▶ WHAT IS BEING ASKED: The required output is a copy of each line in the material below that includes "факультета".

---- RECORDS SHOWN

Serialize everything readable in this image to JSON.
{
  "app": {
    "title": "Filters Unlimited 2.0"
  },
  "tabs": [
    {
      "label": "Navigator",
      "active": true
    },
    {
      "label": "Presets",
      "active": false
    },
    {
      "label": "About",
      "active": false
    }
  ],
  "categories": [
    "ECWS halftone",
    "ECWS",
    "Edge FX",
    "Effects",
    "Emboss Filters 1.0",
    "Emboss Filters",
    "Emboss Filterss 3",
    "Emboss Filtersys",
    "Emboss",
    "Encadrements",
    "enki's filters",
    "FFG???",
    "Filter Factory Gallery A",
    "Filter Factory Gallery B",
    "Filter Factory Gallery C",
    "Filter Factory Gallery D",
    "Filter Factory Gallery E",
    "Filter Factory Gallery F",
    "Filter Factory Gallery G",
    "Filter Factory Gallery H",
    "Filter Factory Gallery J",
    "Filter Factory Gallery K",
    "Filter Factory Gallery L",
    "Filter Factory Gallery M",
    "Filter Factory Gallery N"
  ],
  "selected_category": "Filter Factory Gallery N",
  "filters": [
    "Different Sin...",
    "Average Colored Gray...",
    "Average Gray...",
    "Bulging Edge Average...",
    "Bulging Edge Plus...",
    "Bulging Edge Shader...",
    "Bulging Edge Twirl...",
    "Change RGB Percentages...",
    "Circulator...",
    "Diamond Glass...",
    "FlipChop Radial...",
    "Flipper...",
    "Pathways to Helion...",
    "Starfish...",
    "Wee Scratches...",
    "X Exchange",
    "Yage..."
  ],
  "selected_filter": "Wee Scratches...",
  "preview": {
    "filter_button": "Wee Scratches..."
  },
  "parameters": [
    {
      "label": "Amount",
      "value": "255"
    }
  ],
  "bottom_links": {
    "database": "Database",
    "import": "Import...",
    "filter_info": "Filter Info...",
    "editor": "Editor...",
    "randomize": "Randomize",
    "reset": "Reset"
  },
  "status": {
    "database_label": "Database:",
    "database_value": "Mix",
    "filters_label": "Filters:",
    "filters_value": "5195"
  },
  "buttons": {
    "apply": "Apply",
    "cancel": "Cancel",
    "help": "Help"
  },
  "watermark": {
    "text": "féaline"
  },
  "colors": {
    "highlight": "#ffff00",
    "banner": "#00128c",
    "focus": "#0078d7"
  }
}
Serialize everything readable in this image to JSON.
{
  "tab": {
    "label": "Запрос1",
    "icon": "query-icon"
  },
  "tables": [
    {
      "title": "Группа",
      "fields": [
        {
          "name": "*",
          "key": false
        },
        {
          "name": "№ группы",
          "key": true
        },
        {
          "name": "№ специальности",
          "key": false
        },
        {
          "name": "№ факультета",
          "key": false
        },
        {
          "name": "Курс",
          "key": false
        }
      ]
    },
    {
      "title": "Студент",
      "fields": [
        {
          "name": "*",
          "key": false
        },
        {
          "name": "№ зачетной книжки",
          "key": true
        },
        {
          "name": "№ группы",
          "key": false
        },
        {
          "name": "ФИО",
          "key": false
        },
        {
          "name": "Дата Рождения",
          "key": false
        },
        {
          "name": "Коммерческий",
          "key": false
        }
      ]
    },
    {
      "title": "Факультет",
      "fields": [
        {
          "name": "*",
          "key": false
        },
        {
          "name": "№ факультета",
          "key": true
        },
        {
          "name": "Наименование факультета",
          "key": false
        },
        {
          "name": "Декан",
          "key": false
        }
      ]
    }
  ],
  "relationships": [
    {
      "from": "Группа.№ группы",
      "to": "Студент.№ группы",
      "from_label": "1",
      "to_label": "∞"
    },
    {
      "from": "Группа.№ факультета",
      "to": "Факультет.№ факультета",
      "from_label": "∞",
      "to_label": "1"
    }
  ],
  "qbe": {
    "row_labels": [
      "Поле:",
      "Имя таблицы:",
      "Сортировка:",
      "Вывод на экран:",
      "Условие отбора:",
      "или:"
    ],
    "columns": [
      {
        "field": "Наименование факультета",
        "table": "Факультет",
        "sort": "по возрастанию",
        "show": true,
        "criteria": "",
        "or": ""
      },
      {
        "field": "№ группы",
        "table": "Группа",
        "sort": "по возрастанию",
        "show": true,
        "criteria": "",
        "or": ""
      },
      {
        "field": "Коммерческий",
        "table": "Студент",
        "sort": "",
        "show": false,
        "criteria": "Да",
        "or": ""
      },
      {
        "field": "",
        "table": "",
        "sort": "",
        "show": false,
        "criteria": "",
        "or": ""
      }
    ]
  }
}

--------

▶ TASK ANSWER:
          "name": "№ факультета",
          "name": "№ факультета",
          "name": "Наименование факультета",
      "from": "Группа.№ факультета",
      "to": "Факультет.№ факультета",
        "field": "Наименование факультета",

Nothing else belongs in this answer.